San Francisco isn’t the only Bay Area city looking to bump up its minimum wage rate. Alameda County today [Fri/27] certified a ballot measure that would raise minimum wage in Oakland to $12.25 and provide workers with paid sick days, affecting over 50,000 employees.
The initiative is the result of an effort by Lift Up Oakland, a coalition of workers, business owners, and a collection of nonprofits and local restaurateurs [Correction: The Oakland Metropolitan Chamber of Commerce is not supporting the measure, as we previously reported]. Having passed muster with the Alameda County Registrar of Voters, the measure must be placed on the November ballot by the Oakland City Council.
According to the Lift Up Oakland website, the initiative specifically “sets a base of five or nine paid sick days provided by the businesses, depending on their size” and “requires that the service fees hospitality employers charge go to the workers who provide the services,” in addition to setting a $12.25 minimum wage that includes a provision for annual cost-of-living increases.
Supporters of the measure believe it addresses an issue that has plagued Oakland workers for awhile now.
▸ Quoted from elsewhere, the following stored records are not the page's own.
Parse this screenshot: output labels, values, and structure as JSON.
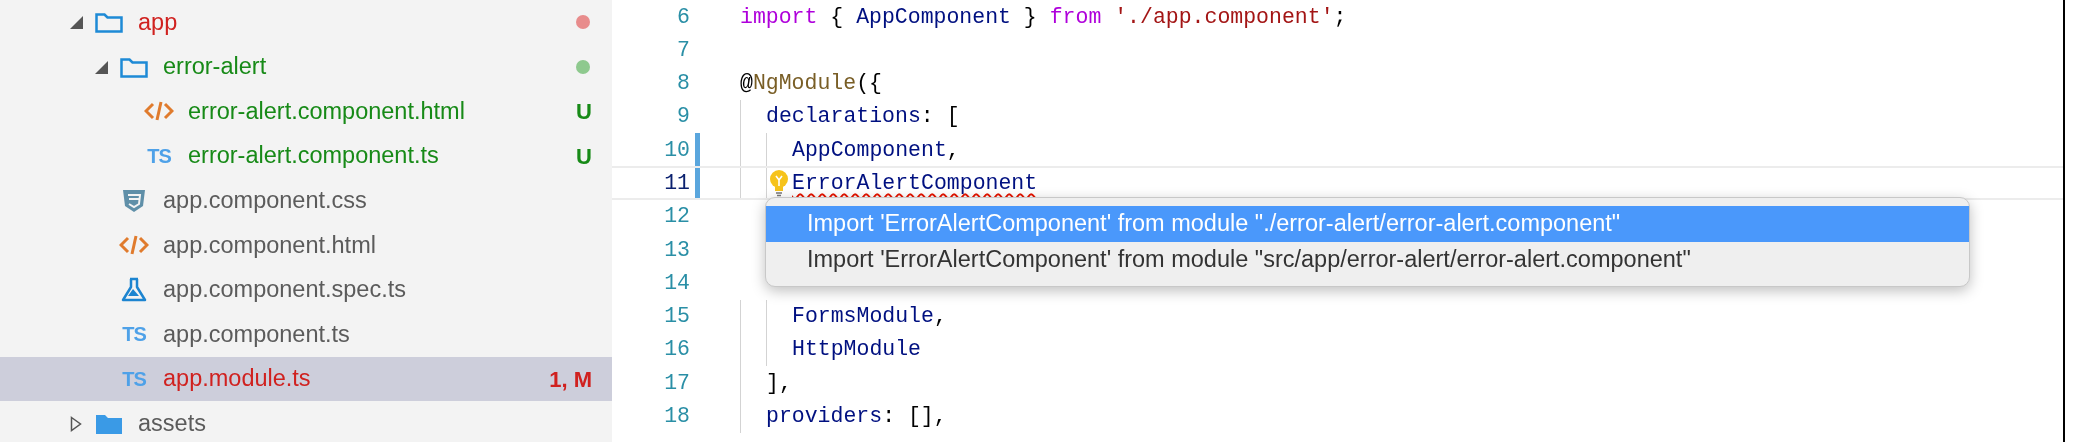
{
  "sidebar": {
    "items": [
      {
        "label": "app",
        "kind": "folder",
        "expanded": true,
        "modified": true,
        "untracked": false,
        "color": "#e88c8c",
        "children": [
          {
            "label": "error-alert",
            "kind": "folder",
            "expanded": true,
            "modified": false,
            "untracked": true,
            "color": "#8ec98e",
            "children": [
              {
                "label": "error-alert.component.html",
                "kind": "html",
                "modified": false,
                "untracked": true,
                "badge": "U"
              },
              {
                "label": "error-alert.component.ts",
                "kind": "ts",
                "icon_label": "TS",
                "modified": false,
                "untracked": true,
                "badge": "U"
              }
            ]
          },
          {
            "label": "app.component.css",
            "kind": "css",
            "modified": false,
            "untracked": false
          },
          {
            "label": "app.component.html",
            "kind": "html",
            "modified": false,
            "untracked": false
          },
          {
            "label": "app.component.spec.ts",
            "kind": "spec",
            "modified": false,
            "untracked": false
          },
          {
            "label": "app.component.ts",
            "kind": "ts",
            "icon_label": "TS",
            "modified": false,
            "untracked": false
          },
          {
            "label": "app.module.ts",
            "kind": "ts",
            "icon_label": "TS",
            "modified": true,
            "untracked": false,
            "badge": "1, M",
            "selected": true
          }
        ]
      },
      {
        "label": "assets",
        "kind": "folder",
        "expanded": false,
        "modified": false,
        "untracked": false
      }
    ]
  },
  "editor": {
    "lines": [
      {
        "number": "6",
        "tokens": [
          {
            "kind": "keyword",
            "text": "import"
          },
          {
            "kind": "punct",
            "text": " { "
          },
          {
            "kind": "ident",
            "text": "AppComponent"
          },
          {
            "kind": "punct",
            "text": " } "
          },
          {
            "kind": "keyword",
            "text": "from"
          },
          {
            "kind": "string",
            "text": " './app.component'"
          },
          {
            "kind": "punct",
            "text": ";"
          }
        ]
      },
      {
        "number": "7"
      },
      {
        "number": "8",
        "tokens": [
          {
            "kind": "punct",
            "text": "@"
          },
          {
            "kind": "function",
            "text": "NgModule"
          },
          {
            "kind": "punct",
            "text": "({"
          }
        ],
        "children": [
          {
            "number": "9",
            "tokens": [
              {
                "kind": "ident",
                "text": "declarations"
              },
              {
                "kind": "punct",
                "text": ": ["
              }
            ],
            "children": [
              {
                "number": "10",
                "changed": true,
                "tokens": [
                  {
                    "kind": "ident",
                    "text": "AppComponent"
                  },
                  {
                    "kind": "punct",
                    "text": ","
                  }
                ]
              },
              {
                "number": "11",
                "changed": true,
                "current": true,
                "lightbulb": true,
                "tokens": [
                  {
                    "kind": "ident",
                    "text": "ErrorAlertComponent",
                    "error": true
                  }
                ]
              },
              {
                "number": "12"
              },
              {
                "number": "13"
              },
              {
                "number": "14"
              },
              {
                "number": "15",
                "tokens": [
                  {
                    "kind": "ident",
                    "text": "FormsModule"
                  },
                  {
                    "kind": "punct",
                    "text": ","
                  }
                ]
              },
              {
                "number": "16",
                "tokens": [
                  {
                    "kind": "ident",
                    "text": "HttpModule"
                  }
                ]
              }
            ]
          },
          {
            "number": "17",
            "tokens": [
              {
                "kind": "punct",
                "text": "],"
              }
            ]
          },
          {
            "number": "18",
            "tokens": [
              {
                "kind": "ident",
                "text": "providers"
              },
              {
                "kind": "punct",
                "text": ": [],"
              }
            ]
          }
        ]
      }
    ]
  },
  "quick_fix_menu": {
    "items": [
      {
        "label": "Import 'ErrorAlertComponent' from module \"./error-alert/error-alert.component\"",
        "selected": true
      },
      {
        "label": "Import 'ErrorAlertComponent' from module \"src/app/error-alert/error-alert.component\"",
        "selected": false
      }
    ]
  }
}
“Income inequality in Oakland is a crisis. Workers need relief,” said Lift Up Oakland President Gary Jimenez in a statement. “Our proposal will help low-wage workers make ends meet. Some business organizations are trying to push a watered-down proposal, but people need to be able to put food on the table today.”
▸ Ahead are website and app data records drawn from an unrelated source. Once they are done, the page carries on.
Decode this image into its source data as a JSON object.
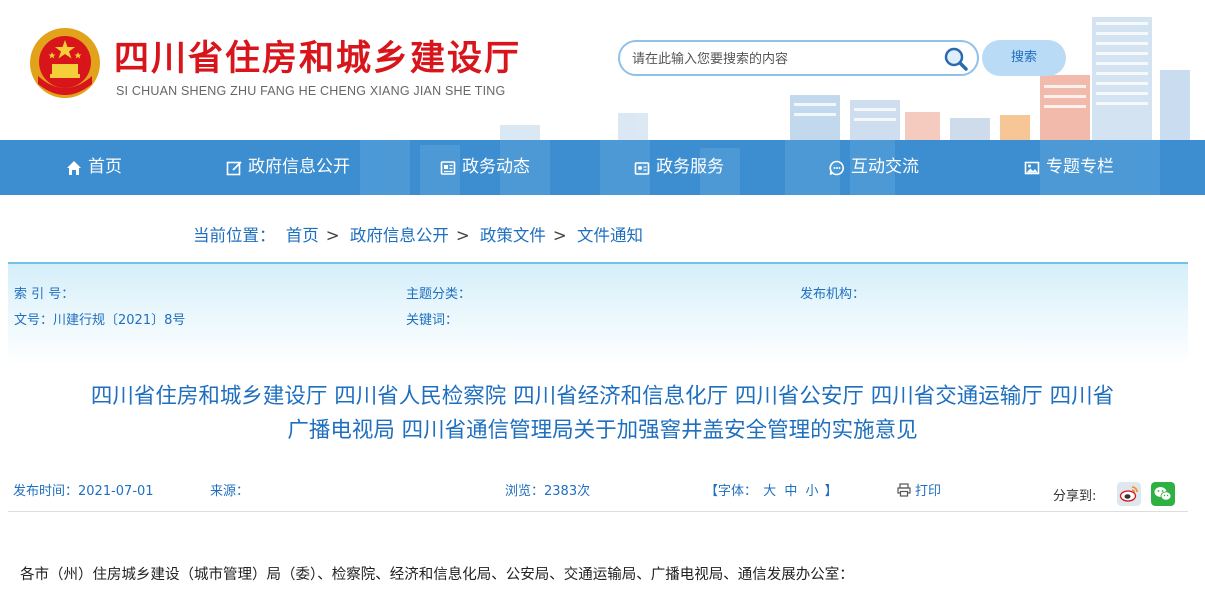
{
  "header": {
    "site_title": "四川省住房和城乡建设厅",
    "site_subtitle": "SI CHUAN SHENG ZHU FANG HE CHENG XIANG JIAN SHE TING",
    "search": {
      "placeholder": "请在此输入您要搜索的内容",
      "button_label": "搜索",
      "icon": "search-icon"
    },
    "emblem_icon": "national-emblem-icon"
  },
  "nav": {
    "items": [
      {
        "label": "首页",
        "icon": "home-icon"
      },
      {
        "label": "政府信息公开",
        "icon": "edit-icon"
      },
      {
        "label": "政务动态",
        "icon": "news-icon"
      },
      {
        "label": "政务服务",
        "icon": "service-icon"
      },
      {
        "label": "互动交流",
        "icon": "chat-icon"
      },
      {
        "label": "专题专栏",
        "icon": "image-icon"
      }
    ],
    "color": "#3c8ed0"
  },
  "breadcrumb": {
    "prefix": "当前位置：",
    "items": [
      "首页",
      "政府信息公开",
      "政策文件",
      "文件通知"
    ],
    "separator": ">"
  },
  "meta": {
    "index_no": "索 引 号：",
    "topic": "主题分类：",
    "publisher": "发布机构：",
    "doc_no": "文号：川建行规〔2021〕8号",
    "keywords": "关键词："
  },
  "document": {
    "title_line1": "四川省住房和城乡建设厅 四川省人民检察院 四川省经济和信息化厅 四川省公安厅 四川省交通运输厅 四川省",
    "title_line2": "广播电视局 四川省通信管理局关于加强窨井盖安全管理的实施意见",
    "publish_time": "发布时间：2021-07-01",
    "source": "来源：",
    "views": "浏览：2383次",
    "font_size_label": "【字体：",
    "font_large": "大",
    "font_medium": "中",
    "font_small": "小",
    "font_size_end": "】",
    "print_label": "打印",
    "share_label": "分享到:",
    "share_icons": [
      "weibo-icon",
      "wechat-icon"
    ],
    "body_first_line": "各市（州）住房城乡建设（城市管理）局（委）、检察院、经济和信息化局、公安局、交通运输局、广播电视局、通信发展办公室："
  },
  "colors": {
    "brand_red": "#d8151b",
    "link_blue": "#1f6fbf",
    "nav_blue": "#3c8ed0"
  }
}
Economists at UC Berkeley and experts from the Institute for Women’s Policy Research have found that the measure would have numerous important benefits for the Oakland community, according to a statement from Rise Up Oakland. Aside from giving $120 million to workers around the city, the initiative would benefit communities of color and have no foreseeable negative impact on employment. The measure is also wide-reaching—over a quarter of Oakland workers would see their pay increase.
But perhaps even more telling that the economists’ study is the strong support for the initiative shown by Oakland residents. About 45 different organizations and 253 volunteers helped to gather 33,682 voter signatures to put the measure on the November ballot, which goes to show how widely popular it is throughout the city.
Oakland and San Francisco aren’t the only cities looking to improve conditions for low-wage workers. According to Shum Preston of Service Employees International Union Local 1021, there is a strategy in place to expand the proposal to other cities around the Bay Area in what Preston calls a “regional referendum.”
Those other cities are already making progress. Earlier this month, for example, the Richmond City Council agreed to implement a $13 minimum wage by 2018, though certain businesses are exempt from that particular measure. The City Council in Berkeley recently passed the first reading of a similar ordinance, which calls for a $12.53 minimum wage by 2016, and Preston says SEIU is also in contact with activists from Concord, Hayward and Fremont.
With so many major cities on board to improve pay conditions, the message is clear. “Ultimately this is about human dignity,” said Burger King security guard John Jones. “We need more money for our people and we need it yesterday.”